Copy every record exactly, and keep the pictures out.
■ ■ ■ ■ ■ ■ ■
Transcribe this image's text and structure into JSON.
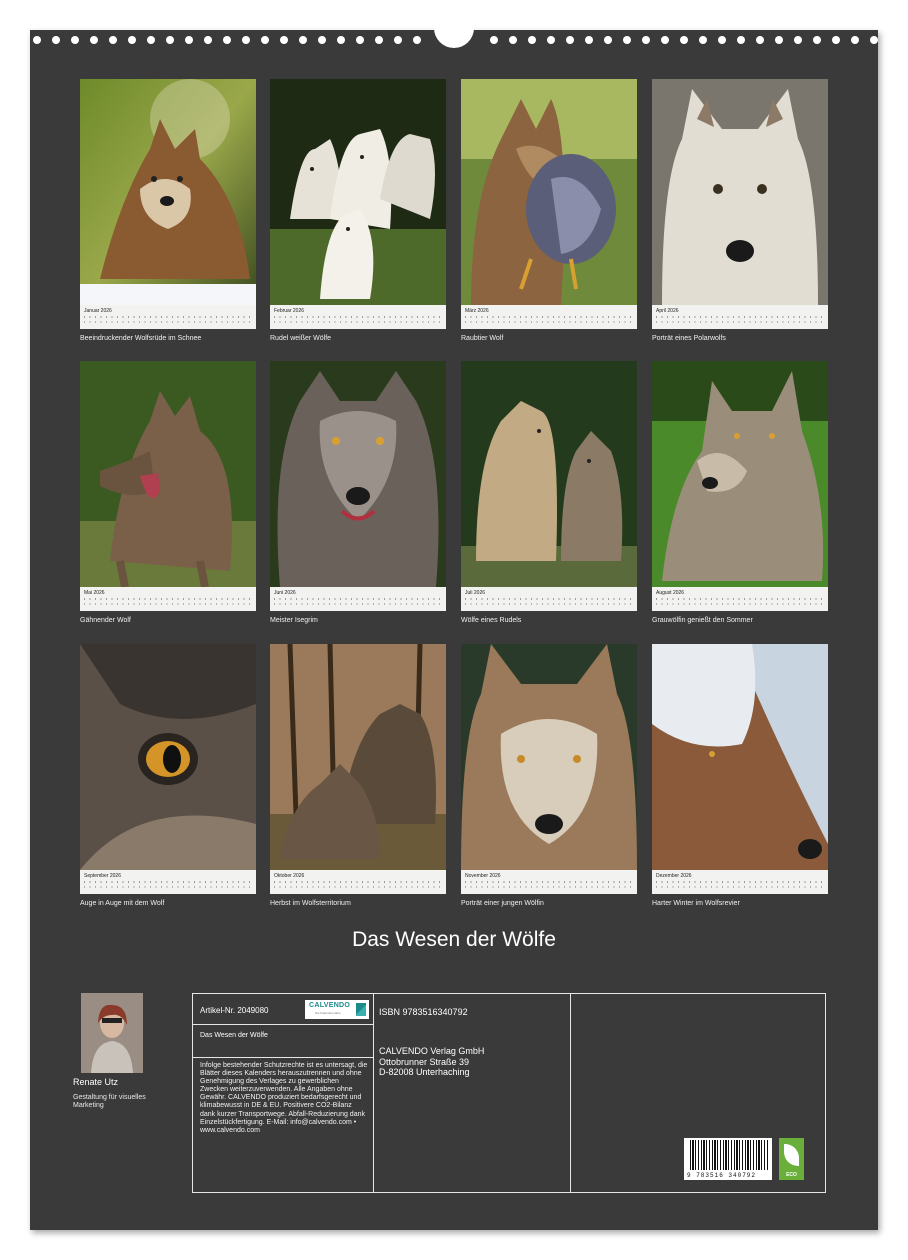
{
  "months": [
    {
      "month_label": "Januar 2026",
      "caption": "Beeindruckender Wolfsrüde im Schnee"
    },
    {
      "month_label": "Februar 2026",
      "caption": "Rudel weißer Wölfe"
    },
    {
      "month_label": "März 2026",
      "caption": "Raubtier Wolf"
    },
    {
      "month_label": "April 2026",
      "caption": "Porträt eines Polarwolfs"
    },
    {
      "month_label": "Mai 2026",
      "caption": "Gähnender Wolf"
    },
    {
      "month_label": "Juni 2026",
      "caption": "Meister Isegrim"
    },
    {
      "month_label": "Juli 2026",
      "caption": "Wölfe eines Rudels"
    },
    {
      "month_label": "August 2026",
      "caption": "Grauwölfin genießt den Sommer"
    },
    {
      "month_label": "September 2026",
      "caption": "Auge in Auge mit dem Wolf"
    },
    {
      "month_label": "Oktober 2026",
      "caption": "Herbst im Wolfsterritorium"
    },
    {
      "month_label": "November 2026",
      "caption": "Porträt einer jungen Wölfin"
    },
    {
      "month_label": "Dezember 2026",
      "caption": "Harter Winter im Wolfsrevier"
    }
  ],
  "calendar_title": "Das Wesen der Wölfe",
  "author": {
    "name": "Renate Utz",
    "role": "Gestaltung für visuelles Marketing"
  },
  "info": {
    "article_number": "Artikel-Nr. 2049080",
    "logo_brand": "CALVENDO",
    "logo_sub": "Die Kalendermarke",
    "short_title": "Das Wesen der Wölfe",
    "legal_text": "Infolge bestehender Schutzrechte ist es untersagt, die Blätter dieses Kalenders herauszutrennen und ohne Genehmigung des Verlages zu gewerblichen Zwecken weiterzuverwenden. Alle Angaben ohne Gewähr. CALVENDO produziert bedarfsgerecht und klimabewusst in DE & EU. Positivere CO2-Bilanz dank kurzer Transportwege. Abfall-Reduzierung dank Einzelstückfertigung. E-Mail: info@calvendo.com • www.calvendo.com",
    "isbn": "ISBN 9783516340792",
    "publisher_name": "CALVENDO Verlag GmbH",
    "publisher_street": "Ottobrunner Straße 39",
    "publisher_city": "D-82008 Unterhaching",
    "barcode_digits": "9 783516 340792",
    "eco_label": "ECO"
  },
  "colors": {
    "sheet_background": "#3a3a3a",
    "calendar_strip": "#f2f2f0",
    "eco_green": "#6aaf3a",
    "calvendo_teal": "#1b8a8a"
  }
}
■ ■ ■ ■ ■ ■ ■
[EXERCISE RESULT]:
Transcribe this image's text and structure into JSON.
{
  "months": [
    {
      "month_label": "Januar 2026",
      "caption": "Beeindruckender Wolfsrüde im Schnee"
    },
    {
      "month_label": "Februar 2026",
      "caption": "Rudel weißer Wölfe"
    },
    {
      "month_label": "März 2026",
      "caption": "Raubtier Wolf"
    },
    {
      "month_label": "April 2026",
      "caption": "Porträt eines Polarwolfs"
    },
    {
      "month_label": "Mai 2026",
      "caption": "Gähnender Wolf"
    },
    {
      "month_label": "Juni 2026",
      "caption": "Meister Isegrim"
    },
    {
      "month_label": "Juli 2026",
      "caption": "Wölfe eines Rudels"
    },
    {
      "month_label": "August 2026",
      "caption": "Grauwölfin genießt den Sommer"
    },
    {
      "month_label": "September 2026",
      "caption": "Auge in Auge mit dem Wolf"
    },
    {
      "month_label": "Oktober 2026",
      "caption": "Herbst im Wolfsterritorium"
    },
    {
      "month_label": "November 2026",
      "caption": "Porträt einer jungen Wölfin"
    },
    {
      "month_label": "Dezember 2026",
      "caption": "Harter Winter im Wolfsrevier"
    }
  ],
  "calendar_title": "Das Wesen der Wölfe",
  "author": {
    "name": "Renate Utz",
    "role": "Gestaltung für visuelles Marketing"
  },
  "info": {
    "article_number": "Artikel-Nr. 2049080",
    "logo_brand": "CALVENDO",
    "logo_sub": "Die Kalendermarke",
    "short_title": "Das Wesen der Wölfe",
    "legal_text": "Infolge bestehender Schutzrechte ist es untersagt, die Blätter dieses Kalenders herauszutrennen und ohne Genehmigung des Verlages zu gewerblichen Zwecken weiterzuverwenden. Alle Angaben ohne Gewähr. CALVENDO produziert bedarfsgerecht und klimabewusst in DE & EU. Positivere CO2-Bilanz dank kurzer Transportwege. Abfall-Reduzierung dank Einzelstückfertigung. E-Mail: info@calvendo.com • www.calvendo.com",
    "isbn": "ISBN 9783516340792",
    "publisher_name": "CALVENDO Verlag GmbH",
    "publisher_street": "Ottobrunner Straße 39",
    "publisher_city": "D-82008 Unterhaching",
    "barcode_digits": "9 783516 340792",
    "eco_label": "ECO"
  },
  "colors": {
    "sheet_background": "#3a3a3a",
    "calendar_strip": "#f2f2f0",
    "eco_green": "#6aaf3a",
    "calvendo_teal": "#1b8a8a"
  }
}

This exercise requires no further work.